The marriage of real-estate scions Ivanka Trump and Jared Kushner had people speculating about the cost of her Vera Wang gown, seating arrangements at the power-packed reception—and the length of the prenuptial agreement.

A ‘prenup’ is a legal contract, signed prior to a marriage or civil union, that outlines provisions for spousal support and the division of assets in the event of divorce or separation. A postnuptial agreement is basically the same, but occurs during a marriage.

Many balk at the idea of a pre- or postmarital agreement. “Obviously, some people think it’s not in the proper spirit of share-and-share-alike,” says Sam Hais of Hais, Hais, Goldberger & Coyne. But not so obvious are the reasons that make these agreements advisable. “Robert Frost had the right idea when he wrote, ‘Good fences make good neighbors,’” Hais says. “A pre- or postnup, properly and lawfully done, can solve problems and settle issues once and for all and remove them from the arena of marital argument.”

Hais notes that a thorough, detailed pre- or postnuptial agreement is less vulnerable to challenge in the event of divorce. “Be careful to dot the t’s and cross the i’s, right down to deciding who pays the property tax on divvied-up properties,” he says. “If you intend to keep certain aspects of your assets or property separate, make those arrangements from the very beginning.”

Many people don’t realize that interest and dividends from separate property can be considered marital property unless specifically addressed in a prenuptial agreement, Hais says. “So consult a qualified legal professional, keep separate bank accounts for interest and dividends, and maintain careful records throughout the marriage. And whatever you do, don’t spring a prenup on your intended the night before the wedding with the words, ‘sign this or the wedding’s off.’” Besides being bad form, “that’s considered coercion and can invalidate the agreement,” Hais says.

The same legal conditions apply to pre- and postnups, notes attorney Susan Roach of The Roach Law Firm: full disclosure of each party’s assets and separate counsel for each party. “A prenup makes sense whenever you have assets to protect, even if you’re not as wealthy as a Trump,” Roach says. “Postnups are usually used to settle financial changes that occur after the marriage—for example, removing a business from the table in the event of a divorce. The arrangements are more common than they used to be, especially in second or third marriages where one or both parties have children from other relationships or have accumulated significant wealth prior to or during the marriage.”

Despite precautions, “prenups aren’t as sacred as they used to be,” Roach says. “A change in case law a few years ago meant that, in the event of the relationship’s dissolution, the court can examine the prenup and determine if it’s conscionable, or fair. This makes sense in cases where the financial circumstances of one or both parties have changed dramatically during the marriage, creating an inequity.”

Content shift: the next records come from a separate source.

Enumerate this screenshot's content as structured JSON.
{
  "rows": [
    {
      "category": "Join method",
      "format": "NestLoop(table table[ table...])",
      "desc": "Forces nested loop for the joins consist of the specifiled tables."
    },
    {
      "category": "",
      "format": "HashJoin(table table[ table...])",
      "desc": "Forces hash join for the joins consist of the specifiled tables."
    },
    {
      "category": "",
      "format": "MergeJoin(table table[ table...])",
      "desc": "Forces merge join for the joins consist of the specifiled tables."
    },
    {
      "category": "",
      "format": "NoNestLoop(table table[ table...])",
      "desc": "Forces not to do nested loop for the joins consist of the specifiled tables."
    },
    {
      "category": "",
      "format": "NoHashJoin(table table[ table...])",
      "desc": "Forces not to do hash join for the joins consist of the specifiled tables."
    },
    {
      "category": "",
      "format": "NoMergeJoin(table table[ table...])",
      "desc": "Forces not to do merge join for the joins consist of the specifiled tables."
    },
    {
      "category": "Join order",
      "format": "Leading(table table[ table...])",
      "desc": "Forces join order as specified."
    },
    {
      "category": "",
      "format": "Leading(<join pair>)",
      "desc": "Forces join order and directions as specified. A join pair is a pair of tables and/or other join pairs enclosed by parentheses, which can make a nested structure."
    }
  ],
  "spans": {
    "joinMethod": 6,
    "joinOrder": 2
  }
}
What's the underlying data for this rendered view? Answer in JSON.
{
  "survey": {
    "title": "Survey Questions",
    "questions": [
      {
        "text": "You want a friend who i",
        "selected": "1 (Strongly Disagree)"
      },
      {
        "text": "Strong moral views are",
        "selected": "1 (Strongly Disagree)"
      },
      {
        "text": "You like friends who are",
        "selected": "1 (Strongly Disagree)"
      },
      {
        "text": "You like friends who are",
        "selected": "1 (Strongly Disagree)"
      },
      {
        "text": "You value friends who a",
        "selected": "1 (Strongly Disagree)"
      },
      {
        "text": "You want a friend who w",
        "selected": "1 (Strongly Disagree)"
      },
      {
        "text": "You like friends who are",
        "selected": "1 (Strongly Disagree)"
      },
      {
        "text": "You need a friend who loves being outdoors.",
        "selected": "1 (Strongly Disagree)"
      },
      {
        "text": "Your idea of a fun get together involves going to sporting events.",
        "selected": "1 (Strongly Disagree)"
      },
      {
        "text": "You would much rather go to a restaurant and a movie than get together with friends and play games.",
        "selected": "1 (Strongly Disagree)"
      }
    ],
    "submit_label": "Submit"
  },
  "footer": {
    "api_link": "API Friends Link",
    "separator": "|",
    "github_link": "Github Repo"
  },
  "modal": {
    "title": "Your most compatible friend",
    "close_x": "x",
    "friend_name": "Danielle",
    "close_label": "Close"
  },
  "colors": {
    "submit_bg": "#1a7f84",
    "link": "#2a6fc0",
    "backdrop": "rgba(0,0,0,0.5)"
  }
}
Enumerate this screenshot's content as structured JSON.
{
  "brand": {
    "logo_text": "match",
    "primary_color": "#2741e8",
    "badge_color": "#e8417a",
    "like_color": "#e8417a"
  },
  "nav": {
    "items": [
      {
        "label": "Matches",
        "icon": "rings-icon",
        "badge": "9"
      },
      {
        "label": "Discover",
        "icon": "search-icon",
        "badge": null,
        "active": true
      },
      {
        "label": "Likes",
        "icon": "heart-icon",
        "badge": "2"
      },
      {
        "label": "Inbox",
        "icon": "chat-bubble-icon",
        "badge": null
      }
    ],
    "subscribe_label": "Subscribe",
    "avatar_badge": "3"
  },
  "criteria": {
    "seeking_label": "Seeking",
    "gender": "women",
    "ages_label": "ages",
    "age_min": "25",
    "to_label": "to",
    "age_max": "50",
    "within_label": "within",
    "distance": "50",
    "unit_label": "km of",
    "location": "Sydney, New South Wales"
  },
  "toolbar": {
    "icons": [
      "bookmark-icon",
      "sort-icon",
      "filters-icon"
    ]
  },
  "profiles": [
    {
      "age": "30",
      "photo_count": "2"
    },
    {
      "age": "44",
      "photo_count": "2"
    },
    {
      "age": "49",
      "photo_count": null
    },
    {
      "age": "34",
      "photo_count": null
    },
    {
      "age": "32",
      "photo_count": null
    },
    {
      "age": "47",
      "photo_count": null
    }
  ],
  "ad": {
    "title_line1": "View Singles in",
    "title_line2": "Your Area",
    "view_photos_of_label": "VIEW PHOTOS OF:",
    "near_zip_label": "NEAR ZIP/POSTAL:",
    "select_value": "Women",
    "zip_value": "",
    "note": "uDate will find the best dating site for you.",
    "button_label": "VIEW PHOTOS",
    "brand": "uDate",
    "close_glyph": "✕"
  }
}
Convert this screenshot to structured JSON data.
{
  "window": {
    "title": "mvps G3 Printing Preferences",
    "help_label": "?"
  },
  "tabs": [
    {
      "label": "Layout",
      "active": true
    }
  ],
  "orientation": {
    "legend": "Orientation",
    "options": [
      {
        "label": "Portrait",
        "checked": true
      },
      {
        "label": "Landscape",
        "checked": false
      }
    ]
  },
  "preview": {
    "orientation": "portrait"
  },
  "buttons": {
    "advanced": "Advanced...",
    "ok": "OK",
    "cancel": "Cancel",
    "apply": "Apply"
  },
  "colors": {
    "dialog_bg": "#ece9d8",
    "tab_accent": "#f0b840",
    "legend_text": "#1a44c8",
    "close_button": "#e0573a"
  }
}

Margo Green of Green, Cordonnier & House supports prenuptial agreements, particularly if one partner goes into a marriage making a lot more than the other or stands to inherit a great deal of money. “However, even an ironclad prenup can be challenged under certain circumstances,” she cautions. “Say that a wife waives maintenance when she signs the agreement. Ten years later, she gets hit by a bus and is completely paralyzed. Her husband wants to divorce her and stick to the original agreement. In that case, a judge will often set the agreement aside and make a more equitable arrangement.”

Green doesn’t see many postnuptial agreements in her Clayton practice. “I get maybe one or two a year,” she says. “They don’t usually hold up in court; judges don’t like them,” she says. “OK, so conditions change during your marriage and you start making a lot more money. Does that mean you don’t want to share it with your spouse? It hardly seems fair.”

Prenups and postnups aren’t the only way to handle substantial assets, notes Don Singer of The Singer Law Firm. “Parents who want to leave a great deal of money to their children and make sure they hang onto it after a divorce should set aside that money in a protective or spendthrift trust, long before their children are ready to marry,” he says. “Estate planners and asset protection managers can deal with the situation in ways that aren’t as blunt as a prenup or postnup.”

Singer, who focuses on estate planning and wealth and asset protection, recalls an incident in which a young woman actually broke off the engagement when her fiance asked her to sign a prenup. “There was a lot of bitterness and ugliness that could have been avoided,” he says. “Consult competent legal counsel and protect your assets long before your kids start dating. That way, you can always blame it on the lawyer!”